Weather Forecast


Saturday is J7 day in Bemidji: Annual youth rally returns

BEMIDJI -- If you're on the north side of town on Saturday, don't be too surprised if you see a few hippies dotting the landscape.

The youth of Bemidji will gather Saturday at Bemidji City Park for their annual celebration of the start of summer, the June 7 Youth Rally, which this year is challenging event-goers to take part in a '60s-themed costume contest.

"That is something that is new this year," said Annikka Roy, president of the Bemidji Youth Advisory Commission, which plans the event each year. "People are going to come dressed up ... and the BYAC will judge who is the winner and there will be a prize for that."
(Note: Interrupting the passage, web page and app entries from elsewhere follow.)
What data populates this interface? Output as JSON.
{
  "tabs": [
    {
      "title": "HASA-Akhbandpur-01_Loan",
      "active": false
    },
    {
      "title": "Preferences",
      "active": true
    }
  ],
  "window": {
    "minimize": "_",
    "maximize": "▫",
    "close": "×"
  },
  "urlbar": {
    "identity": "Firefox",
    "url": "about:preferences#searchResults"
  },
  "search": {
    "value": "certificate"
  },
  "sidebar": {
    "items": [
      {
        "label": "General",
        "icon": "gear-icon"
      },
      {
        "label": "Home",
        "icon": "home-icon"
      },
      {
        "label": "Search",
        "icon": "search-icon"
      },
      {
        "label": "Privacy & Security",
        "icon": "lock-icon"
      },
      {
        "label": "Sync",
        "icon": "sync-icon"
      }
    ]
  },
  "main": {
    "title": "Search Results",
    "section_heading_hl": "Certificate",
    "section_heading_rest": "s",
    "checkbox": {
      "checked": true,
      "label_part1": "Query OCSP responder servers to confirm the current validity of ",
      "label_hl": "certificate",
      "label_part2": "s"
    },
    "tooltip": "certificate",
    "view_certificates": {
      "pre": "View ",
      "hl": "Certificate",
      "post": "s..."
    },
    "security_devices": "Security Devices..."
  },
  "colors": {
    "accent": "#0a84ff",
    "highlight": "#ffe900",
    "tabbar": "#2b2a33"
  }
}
The free event is known locally as June 7 -- or J7 in youth-speak -- and will be held noon to 11 p.m. at City Park, located next to Neilson-Reise Arena on 23th Street Northwest.
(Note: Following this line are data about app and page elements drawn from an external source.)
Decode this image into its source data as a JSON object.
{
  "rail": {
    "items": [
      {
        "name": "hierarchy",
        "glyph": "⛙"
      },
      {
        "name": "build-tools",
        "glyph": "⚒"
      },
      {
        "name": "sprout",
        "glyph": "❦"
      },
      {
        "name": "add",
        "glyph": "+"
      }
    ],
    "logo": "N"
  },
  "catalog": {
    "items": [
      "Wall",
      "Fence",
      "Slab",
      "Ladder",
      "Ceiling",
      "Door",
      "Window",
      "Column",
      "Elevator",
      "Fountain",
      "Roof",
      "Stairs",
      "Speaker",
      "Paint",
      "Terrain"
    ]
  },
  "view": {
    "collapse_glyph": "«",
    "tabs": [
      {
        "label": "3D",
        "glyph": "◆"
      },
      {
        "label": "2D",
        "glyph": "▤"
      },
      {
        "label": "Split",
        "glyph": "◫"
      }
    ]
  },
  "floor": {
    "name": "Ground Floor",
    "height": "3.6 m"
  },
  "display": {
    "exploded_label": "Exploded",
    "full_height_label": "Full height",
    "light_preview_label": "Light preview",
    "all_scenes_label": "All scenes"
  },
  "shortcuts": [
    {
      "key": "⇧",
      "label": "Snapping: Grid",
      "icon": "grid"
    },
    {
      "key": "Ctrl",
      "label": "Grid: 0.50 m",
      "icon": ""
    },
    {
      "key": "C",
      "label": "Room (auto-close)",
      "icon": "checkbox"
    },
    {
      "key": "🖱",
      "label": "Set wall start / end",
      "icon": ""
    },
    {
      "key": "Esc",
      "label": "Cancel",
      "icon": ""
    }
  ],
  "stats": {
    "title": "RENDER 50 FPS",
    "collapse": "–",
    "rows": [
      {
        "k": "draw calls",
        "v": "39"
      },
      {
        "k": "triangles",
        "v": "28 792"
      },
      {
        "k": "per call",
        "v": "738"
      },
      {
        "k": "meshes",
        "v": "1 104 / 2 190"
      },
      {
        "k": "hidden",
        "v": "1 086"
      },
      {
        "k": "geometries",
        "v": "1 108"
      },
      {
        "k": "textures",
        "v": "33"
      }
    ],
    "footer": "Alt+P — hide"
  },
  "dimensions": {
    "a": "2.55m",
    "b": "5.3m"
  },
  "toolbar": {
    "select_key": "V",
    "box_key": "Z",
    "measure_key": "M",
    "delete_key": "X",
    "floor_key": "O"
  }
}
The event has the potential of drawing hundreds of teens throughout the day, though this year, because it happens to fall on a Saturday and rain is predicted, event planners aren't sure what to expect.

"We're still hoping to have a good number," Roy said.

Ten bands, mostly local, are slated to perform. There also will be mural-painting and a skate competition at the skatepark as well as tournaments for volleyball and flag football.

Also returning this year is a Fear Factor competition, through which contestants are challenged to do strange and sometimes scary things. While the actual challenges are being kept under wraps, the first year of the June 7 Fear Factor partnered with the Headwaters Science Center to incorporate animals. Last year, the components focused on eating difficult items -- such as a dog food sandwich and a super-spicy pepper -- and similar challenges are expected this year.

"We don't always get a lot of people to do it," Roy said, "but everyone likes to watch."

This year also will mark the presence of a food vendor. Roy said 4 Kings Comfort BBQ, a food truck operated by Beth Warrick, whose daughter is a BYAC member, will be on site.

"We'll have BBQ available that's locally made," Roy said.

The event is drug- and alcohol-free. The Bemidji Citizens Patrol has a presence in case any issues do arise.

In earlier years, the event, first founded in 2000, had a substantial presence at the Lake Bemidji waterfront. In 2008, it moved to Cameron Park due to construction. In 2009 and 2010 it returned to the waterfront but a scheduling conflict with the Kraus-Anderson Walleye Classic prompted a relocation to City Park beginning in 2011.

"We still have one more year with a conflict (at the waterfront)," Roy said. "We're going to end up staying at City Park for next year. But it's turned out really well, we have the skatepark there and it's really nice."

Roy, who recently graduated from TrekNorth and is headed out Earlham College in Indiana next year, could not say for sure about the BYAC's future plans but speculated that the BYAC may opt to keep the June 7 event at City Park moving forward.

"It's mainly teens" who attend the event, she said. "But the entire community is welcome to come and check it out. Generally, the afternoon has more events geared toward younger children and then, as it gets darker and later, it's more of a teenager event."